There seems to be some confusion as to what happened Friday morning at
9805 Highway 101 North in Smith River, California. Was it a case of
trespass or something far more deadly? As readers of the CCTimes have
learned a Writ of Mandate was served on Jessica Curry, member of the Del
Norte Unified School District’s Citizen Oversight Committee. In the
course of that service, the process server was greeted with shouting by
Mrs. Curry addressing the process server with “Get Off My Property,
I’m going to call the police!” while brandishing a rifle.
There seems to be some basic lack of knowledge as to what constitutes
“Trespassing” in the State of California. California Penal Code Section
602 PC defines the elements that make up what is the crime of trespass.
In order for a person to be guilty of trespassing a defendant must
willfully enter, or remain on the property of another with the specific
intent of interfering with the other person’s property rights and the
defendant actually interfered with these rights. It is not simply a
matter of entering a property of another to conduct some sort of
business or make an inquiry. The property owner must be interfered with
in some manner that affected their property rights. A process server
serving Writs would not constitute “Trespassing” under California Law.
As to the question of “Brandishing a Weapon”, this falls under
California Penal Code Section 417 PC. The definition and elements of a
crime in this instance are:
* That the defendant drew or exhibited a firearm or deadly weapon in the presence of someone else.
*The defendant did so in a rude, angry, or threatening manner.
*The defendant used the firearm or weapon in a fight or quarrel.
*And the defendant did not act in self defense.
Was there reason to believe Mrs. Curry was defending herself? Not likely.
Since this incident on Friday, February 4th, the victims have attempted
to file a police report at the Del Norte County Sheriff ‘s Office with
an Officer Sloan. At that point it is up to the Sheriff’s Office to
conduct an investigation to determine if the elements of a crime have
been satisfied. If the Sheriff’s Office does not conduct an
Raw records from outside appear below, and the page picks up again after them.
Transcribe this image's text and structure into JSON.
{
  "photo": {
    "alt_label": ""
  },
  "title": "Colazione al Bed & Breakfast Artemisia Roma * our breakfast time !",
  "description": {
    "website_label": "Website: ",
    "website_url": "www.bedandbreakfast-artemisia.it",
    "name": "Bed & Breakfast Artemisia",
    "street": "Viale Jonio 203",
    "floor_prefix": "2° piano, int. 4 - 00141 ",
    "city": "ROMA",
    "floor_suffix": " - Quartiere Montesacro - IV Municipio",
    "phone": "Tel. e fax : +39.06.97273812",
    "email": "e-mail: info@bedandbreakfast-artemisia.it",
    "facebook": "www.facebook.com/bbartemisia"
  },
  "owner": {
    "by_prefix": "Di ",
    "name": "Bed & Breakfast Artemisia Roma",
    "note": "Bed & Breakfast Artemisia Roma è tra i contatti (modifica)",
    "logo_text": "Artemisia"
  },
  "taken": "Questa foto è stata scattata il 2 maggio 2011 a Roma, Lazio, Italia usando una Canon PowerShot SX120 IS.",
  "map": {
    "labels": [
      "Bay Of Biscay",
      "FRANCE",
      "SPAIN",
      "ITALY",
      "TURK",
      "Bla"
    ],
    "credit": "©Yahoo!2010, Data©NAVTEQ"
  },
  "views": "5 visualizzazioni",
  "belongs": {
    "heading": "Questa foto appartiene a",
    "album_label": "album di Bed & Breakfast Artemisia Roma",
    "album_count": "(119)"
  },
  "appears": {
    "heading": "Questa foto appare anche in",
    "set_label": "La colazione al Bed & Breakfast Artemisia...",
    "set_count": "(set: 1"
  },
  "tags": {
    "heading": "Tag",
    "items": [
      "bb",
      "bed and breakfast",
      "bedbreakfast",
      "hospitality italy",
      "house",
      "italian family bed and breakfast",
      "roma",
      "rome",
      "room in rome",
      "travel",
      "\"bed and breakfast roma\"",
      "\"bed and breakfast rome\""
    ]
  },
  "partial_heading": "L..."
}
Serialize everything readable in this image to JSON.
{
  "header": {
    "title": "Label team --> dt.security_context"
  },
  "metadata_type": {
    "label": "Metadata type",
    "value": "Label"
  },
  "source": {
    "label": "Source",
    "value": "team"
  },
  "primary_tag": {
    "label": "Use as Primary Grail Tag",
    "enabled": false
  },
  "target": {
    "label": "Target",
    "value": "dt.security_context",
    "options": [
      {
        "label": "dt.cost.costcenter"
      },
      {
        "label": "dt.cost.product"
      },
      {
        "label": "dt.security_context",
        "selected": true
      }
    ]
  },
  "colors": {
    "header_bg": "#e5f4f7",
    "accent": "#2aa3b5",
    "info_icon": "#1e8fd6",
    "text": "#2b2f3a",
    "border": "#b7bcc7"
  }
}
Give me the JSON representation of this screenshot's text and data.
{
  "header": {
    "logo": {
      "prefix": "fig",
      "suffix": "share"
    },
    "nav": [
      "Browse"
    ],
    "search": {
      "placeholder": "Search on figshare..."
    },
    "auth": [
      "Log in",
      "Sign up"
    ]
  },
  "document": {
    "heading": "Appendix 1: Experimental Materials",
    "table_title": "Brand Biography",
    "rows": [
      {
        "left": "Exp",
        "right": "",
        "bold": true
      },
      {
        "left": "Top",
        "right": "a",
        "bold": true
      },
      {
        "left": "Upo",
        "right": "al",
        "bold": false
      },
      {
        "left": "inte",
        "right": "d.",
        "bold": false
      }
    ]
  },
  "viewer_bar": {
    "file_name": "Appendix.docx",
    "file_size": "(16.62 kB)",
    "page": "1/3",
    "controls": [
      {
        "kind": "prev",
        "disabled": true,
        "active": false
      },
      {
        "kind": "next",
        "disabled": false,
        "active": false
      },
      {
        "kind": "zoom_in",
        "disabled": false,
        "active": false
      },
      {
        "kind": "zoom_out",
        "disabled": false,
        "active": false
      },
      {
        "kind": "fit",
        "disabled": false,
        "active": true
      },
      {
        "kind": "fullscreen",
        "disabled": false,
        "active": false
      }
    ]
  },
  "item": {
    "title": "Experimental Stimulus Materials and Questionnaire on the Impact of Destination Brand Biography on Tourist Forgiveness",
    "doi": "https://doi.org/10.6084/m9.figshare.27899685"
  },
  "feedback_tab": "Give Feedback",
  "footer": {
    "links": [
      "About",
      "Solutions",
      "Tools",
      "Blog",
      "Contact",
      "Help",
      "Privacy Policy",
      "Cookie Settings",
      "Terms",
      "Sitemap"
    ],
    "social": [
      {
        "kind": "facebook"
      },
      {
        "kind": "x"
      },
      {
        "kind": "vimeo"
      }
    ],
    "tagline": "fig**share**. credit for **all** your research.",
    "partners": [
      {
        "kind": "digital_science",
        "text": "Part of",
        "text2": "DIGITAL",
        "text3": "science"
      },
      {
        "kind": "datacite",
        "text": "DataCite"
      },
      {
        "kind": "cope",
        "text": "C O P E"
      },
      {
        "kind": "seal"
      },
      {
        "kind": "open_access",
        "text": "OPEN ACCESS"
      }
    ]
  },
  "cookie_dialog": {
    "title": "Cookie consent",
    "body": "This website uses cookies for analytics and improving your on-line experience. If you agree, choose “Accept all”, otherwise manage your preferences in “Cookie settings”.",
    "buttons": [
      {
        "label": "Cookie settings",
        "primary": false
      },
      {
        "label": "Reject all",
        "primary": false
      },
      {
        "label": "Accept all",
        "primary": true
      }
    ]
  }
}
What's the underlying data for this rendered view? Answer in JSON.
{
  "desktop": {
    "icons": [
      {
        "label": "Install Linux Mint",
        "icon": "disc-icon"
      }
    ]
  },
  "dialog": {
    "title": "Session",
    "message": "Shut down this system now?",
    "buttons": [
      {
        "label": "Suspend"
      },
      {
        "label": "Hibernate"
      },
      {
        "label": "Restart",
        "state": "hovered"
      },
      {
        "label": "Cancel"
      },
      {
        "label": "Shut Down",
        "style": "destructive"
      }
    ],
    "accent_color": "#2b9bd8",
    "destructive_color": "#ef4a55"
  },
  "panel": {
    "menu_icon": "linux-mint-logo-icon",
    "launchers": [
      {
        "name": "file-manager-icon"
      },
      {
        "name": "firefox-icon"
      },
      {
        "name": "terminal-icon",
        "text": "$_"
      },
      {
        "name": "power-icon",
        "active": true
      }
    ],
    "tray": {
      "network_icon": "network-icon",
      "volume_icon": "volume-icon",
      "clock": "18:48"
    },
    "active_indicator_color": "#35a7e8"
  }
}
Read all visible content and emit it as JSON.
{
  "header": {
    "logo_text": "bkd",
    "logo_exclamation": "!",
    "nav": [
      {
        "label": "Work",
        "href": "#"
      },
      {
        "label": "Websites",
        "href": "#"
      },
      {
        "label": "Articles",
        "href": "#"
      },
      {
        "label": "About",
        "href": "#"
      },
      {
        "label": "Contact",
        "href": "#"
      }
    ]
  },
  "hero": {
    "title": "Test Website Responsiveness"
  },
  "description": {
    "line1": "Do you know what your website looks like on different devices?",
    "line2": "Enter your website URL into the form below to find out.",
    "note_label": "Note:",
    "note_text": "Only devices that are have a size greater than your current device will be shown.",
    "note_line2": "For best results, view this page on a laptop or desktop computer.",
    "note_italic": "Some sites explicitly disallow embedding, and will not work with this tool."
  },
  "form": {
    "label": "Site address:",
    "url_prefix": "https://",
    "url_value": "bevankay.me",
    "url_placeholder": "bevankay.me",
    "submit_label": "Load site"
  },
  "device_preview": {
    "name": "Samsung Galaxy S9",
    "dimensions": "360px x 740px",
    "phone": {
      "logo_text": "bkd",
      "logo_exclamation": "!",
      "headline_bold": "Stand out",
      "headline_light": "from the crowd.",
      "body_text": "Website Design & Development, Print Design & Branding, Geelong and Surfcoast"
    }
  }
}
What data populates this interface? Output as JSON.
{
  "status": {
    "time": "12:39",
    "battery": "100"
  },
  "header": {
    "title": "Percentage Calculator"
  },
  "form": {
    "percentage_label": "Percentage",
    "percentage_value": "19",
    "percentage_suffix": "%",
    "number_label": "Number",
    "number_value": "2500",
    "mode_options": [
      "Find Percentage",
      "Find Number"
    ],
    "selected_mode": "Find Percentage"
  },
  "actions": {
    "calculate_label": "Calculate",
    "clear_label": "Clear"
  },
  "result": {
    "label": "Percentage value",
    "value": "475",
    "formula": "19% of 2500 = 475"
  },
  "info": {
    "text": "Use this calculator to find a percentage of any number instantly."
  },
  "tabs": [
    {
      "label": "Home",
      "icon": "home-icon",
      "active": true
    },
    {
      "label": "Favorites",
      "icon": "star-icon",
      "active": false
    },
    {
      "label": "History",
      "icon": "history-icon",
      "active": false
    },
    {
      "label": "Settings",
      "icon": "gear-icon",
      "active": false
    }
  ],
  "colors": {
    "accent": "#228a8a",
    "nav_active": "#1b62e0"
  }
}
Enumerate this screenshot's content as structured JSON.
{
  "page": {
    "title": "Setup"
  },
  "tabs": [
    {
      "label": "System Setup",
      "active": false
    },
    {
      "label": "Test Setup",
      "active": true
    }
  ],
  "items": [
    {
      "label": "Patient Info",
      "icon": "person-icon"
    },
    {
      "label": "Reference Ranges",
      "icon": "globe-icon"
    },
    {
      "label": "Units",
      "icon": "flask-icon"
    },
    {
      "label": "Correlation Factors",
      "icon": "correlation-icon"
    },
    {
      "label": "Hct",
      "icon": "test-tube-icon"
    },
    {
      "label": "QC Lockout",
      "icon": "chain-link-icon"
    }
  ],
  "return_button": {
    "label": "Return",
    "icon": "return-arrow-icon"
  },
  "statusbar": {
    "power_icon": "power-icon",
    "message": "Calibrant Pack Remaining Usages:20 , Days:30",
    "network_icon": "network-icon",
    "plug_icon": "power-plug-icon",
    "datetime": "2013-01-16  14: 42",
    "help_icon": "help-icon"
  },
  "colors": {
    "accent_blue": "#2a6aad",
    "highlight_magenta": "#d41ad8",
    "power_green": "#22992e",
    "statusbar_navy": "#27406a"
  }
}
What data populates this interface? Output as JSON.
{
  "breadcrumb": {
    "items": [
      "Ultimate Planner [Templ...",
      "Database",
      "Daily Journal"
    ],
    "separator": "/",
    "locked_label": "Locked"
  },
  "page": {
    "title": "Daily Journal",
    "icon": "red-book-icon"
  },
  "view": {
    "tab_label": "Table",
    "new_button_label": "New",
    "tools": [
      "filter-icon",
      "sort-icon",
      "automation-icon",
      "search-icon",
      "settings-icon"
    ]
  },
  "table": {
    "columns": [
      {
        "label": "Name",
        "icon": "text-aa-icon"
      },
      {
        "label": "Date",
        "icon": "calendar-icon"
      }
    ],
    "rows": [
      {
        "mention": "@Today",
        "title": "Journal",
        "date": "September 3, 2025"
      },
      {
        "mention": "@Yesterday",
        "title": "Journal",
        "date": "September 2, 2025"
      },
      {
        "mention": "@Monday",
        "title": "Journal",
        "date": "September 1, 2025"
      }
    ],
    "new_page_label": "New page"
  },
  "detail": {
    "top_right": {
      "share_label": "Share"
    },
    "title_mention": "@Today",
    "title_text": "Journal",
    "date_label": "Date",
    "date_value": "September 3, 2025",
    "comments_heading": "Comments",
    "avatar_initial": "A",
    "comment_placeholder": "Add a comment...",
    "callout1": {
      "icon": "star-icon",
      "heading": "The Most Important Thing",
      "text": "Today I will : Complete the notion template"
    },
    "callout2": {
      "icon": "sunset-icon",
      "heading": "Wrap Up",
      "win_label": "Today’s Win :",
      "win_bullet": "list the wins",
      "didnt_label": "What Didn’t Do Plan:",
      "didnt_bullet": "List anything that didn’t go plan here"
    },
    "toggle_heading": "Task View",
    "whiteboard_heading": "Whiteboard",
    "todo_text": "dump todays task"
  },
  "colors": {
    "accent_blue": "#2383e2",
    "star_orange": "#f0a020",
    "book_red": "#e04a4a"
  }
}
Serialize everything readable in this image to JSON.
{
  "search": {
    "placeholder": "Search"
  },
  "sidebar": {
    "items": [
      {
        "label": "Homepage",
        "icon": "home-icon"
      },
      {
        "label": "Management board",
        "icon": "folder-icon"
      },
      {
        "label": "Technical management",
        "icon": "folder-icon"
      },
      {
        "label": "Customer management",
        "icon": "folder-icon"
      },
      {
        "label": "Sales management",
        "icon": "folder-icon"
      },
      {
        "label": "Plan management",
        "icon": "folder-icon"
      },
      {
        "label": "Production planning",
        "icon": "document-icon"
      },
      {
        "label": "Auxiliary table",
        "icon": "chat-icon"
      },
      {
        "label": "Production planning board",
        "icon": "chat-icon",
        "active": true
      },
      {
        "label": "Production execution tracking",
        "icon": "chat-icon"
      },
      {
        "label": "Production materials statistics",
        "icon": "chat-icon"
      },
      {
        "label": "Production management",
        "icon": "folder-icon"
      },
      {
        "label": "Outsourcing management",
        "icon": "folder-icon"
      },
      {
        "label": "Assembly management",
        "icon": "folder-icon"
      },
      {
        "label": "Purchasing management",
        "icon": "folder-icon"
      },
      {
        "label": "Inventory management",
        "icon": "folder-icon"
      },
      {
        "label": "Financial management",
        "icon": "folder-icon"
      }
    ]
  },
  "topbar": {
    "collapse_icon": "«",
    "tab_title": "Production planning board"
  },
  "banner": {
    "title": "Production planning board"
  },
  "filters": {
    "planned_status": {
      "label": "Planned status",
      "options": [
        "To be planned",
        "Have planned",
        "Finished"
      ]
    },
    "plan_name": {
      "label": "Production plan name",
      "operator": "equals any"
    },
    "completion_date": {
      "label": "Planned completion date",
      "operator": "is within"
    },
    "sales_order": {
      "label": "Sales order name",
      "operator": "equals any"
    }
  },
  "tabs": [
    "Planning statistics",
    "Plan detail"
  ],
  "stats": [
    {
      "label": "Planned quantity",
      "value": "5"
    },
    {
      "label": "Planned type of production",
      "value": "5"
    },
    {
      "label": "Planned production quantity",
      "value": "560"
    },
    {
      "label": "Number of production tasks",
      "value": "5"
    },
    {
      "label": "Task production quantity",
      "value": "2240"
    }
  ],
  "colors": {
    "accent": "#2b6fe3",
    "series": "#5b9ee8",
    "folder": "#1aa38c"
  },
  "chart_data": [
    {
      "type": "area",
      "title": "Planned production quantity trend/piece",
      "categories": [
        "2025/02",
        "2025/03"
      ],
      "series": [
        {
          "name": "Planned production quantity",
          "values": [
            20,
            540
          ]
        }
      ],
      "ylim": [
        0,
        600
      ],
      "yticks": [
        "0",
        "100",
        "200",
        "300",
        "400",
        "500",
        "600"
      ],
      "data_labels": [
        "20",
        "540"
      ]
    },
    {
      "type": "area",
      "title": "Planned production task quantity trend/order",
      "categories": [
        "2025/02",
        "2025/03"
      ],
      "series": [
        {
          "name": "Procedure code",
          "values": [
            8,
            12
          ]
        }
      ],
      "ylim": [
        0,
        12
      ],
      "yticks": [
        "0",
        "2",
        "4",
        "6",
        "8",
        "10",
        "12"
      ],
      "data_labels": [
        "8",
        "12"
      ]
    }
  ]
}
investigation and file a report, this is a clear dereliction of duty on
the part of the Sheriff’s Office and those involved. In any event there
should be some evidence that this kind of behavior in the United States
of America is not acceptable no matter who the offense is committed